Quality development is about quality assurance and zero defects not about having testing departments. Developers are the ones who inject defects into the code and therefore they are the best line of defense to remove them. The developer has the best information on what needs to be tested in his code at the time that he writes it. The longer it takes for testing or a customer to discover a code defect the longer the developer will spend in a debugger chasing down the problem.
We got rid of as many defects as we could find before management forced us to release this product, however, we really have no idea how many other defects are in the code”. This is not assuring quality; at best you get negative assurance out of this.
To compound problems, many testing departments don't even receive proper requirements against which to test the code and/or sufficient tools to work with. Large testing departments and/or large amounts of manual testing are not healthy or efficient.
Humphrey Watts was emphatic that calling defects “bugs” trivializes the issue and downplays the negative impact that defects cause on a development organization.
- don't understand the requirements or architecture
- misunderstand how to use their peer's components
- misunderstand 3rd party libraries
- having a bad day because of home troubles or work environment
- are careless because someone else will test their code
No one is more aware of how code can break down than the developer who writes it. Any line of code that is written without concentration and planning becomes a potential defect. It is impossible for testers to understand every pathway through the code and make sure that every possible combination of variables is properly taken care of.
There are many techniques that can increase code quality and dramatically reduce the amount of testing that is necessary:
- test driven development (TDD)
- database driven testing
- design by contract (DbC)
- pair programming
- minimizing cyclomatic complexity
- using static and dynamic code tools
- proper code planning techniques
Test Driven DevelopmentProperly written tests require a developer not only to think about what a code section is supposed to do but also plan how the code will be structured. If you know that there are five pathways through the code then you will write five tests ahead of time. A common problem is that you have coded n paths through the code when there are n+1 conditions.
TDD is white box testing and can reach every pathway that the developer codes. TDD is proactive and can test pathways from end to end, it does not just have to be used for unit testing. When TDD is hooked up to a continuous integration engine then defects are located and fixed before they make it to testing.
Database Driven TestingUsing actual test data to test existing routines during development is an excellent way to make sure that there are fewer production problems. The test data needs to be a copy (or subset) of production data.

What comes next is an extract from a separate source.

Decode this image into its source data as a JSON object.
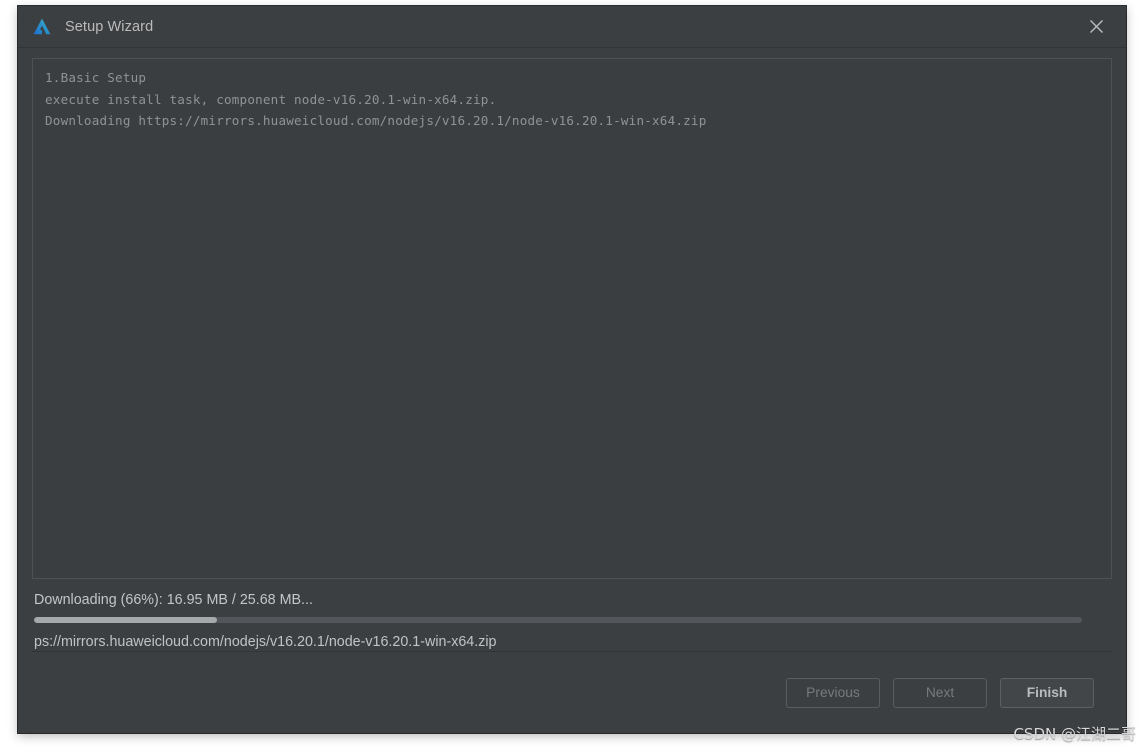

Database driven testing can also be hooked up to a continuous integration engine and prevent defects from getting to testing.
Design By ContractThe Eiffel programming language introduced design by contract (DbC). DbC is orthogonal to TDD because its goal is to ensure that the contract defined by the preconditions and postconditions for each function call is not violated. DbC can be used in virtually any language for with their is an Aspect Oriented Programming (AOP) solution.
During development, the minute a developer violates the expected contract of any function (his or a peers) then the developer will get feedback to fix the problem before it gets to testing.
InspectionsInspections are not Optional and Software Professionals do Inspections.
Pair ProgrammingPair programming can be selectively used to prevent and eliminate defects from code. When developers work in pairs they not only review code as quickly as possible but also learn productivity techniques from each other. Pair programming should only be done on complex sections of code. Pair programming not only eliminates defects but allows developers to get enough feedback that they can prevent defects in the future.
Minimizing Cyclomatic ComplexityThere is evidence that routines with high cyclomatic complexity will have more latent defects than other routines. This makes sense because the number of code pathways goes up dramatically as cyclomatic complexity increases and increases the chance that the developer does not handle all of them. In most cases, testing departments can not reproduce all of the pathways in routines of high cyclomatic complexity.
Use Dynamic and Static Code CheckingThere are many code problems caused by a careless use of pointers and other powerful language constructs. Many of these problems can be detected by having the development team use dynamic and static code checking problems.
Proper Code Planning TechniquesThere are developers that try to write code at the keyboard without planning, which is neither efficient nor effective. This is like having to do errands in 5 locations and driving to the locations randomly -- you might get your errands done, but odds are it won't be efficient.
Watts Humphrey talks directly to the idea of planning in the Personal Software Process. In addition techniques like diagramming with UML or using decision tables can go a long way to thinking through code structure before it is implemented.
Developers are the ones who inject defects into the code and therefore they are the best line of defense to remove them. The developer has the best information on what needs to be tested in his code at the time that he writes it. The longer it takes for testing or a customer to discover a code defect the longer the developer will spend in a debugger chasing down the problem.
preventing and eliminating defects. Developers who learn to get the code correct the first time will reduce and eliminate effort in testing.
One goal of development should be to catch defects early; this is the only way to assure quality. Hence quality assurance starts and finishes in the development department, not the testing department.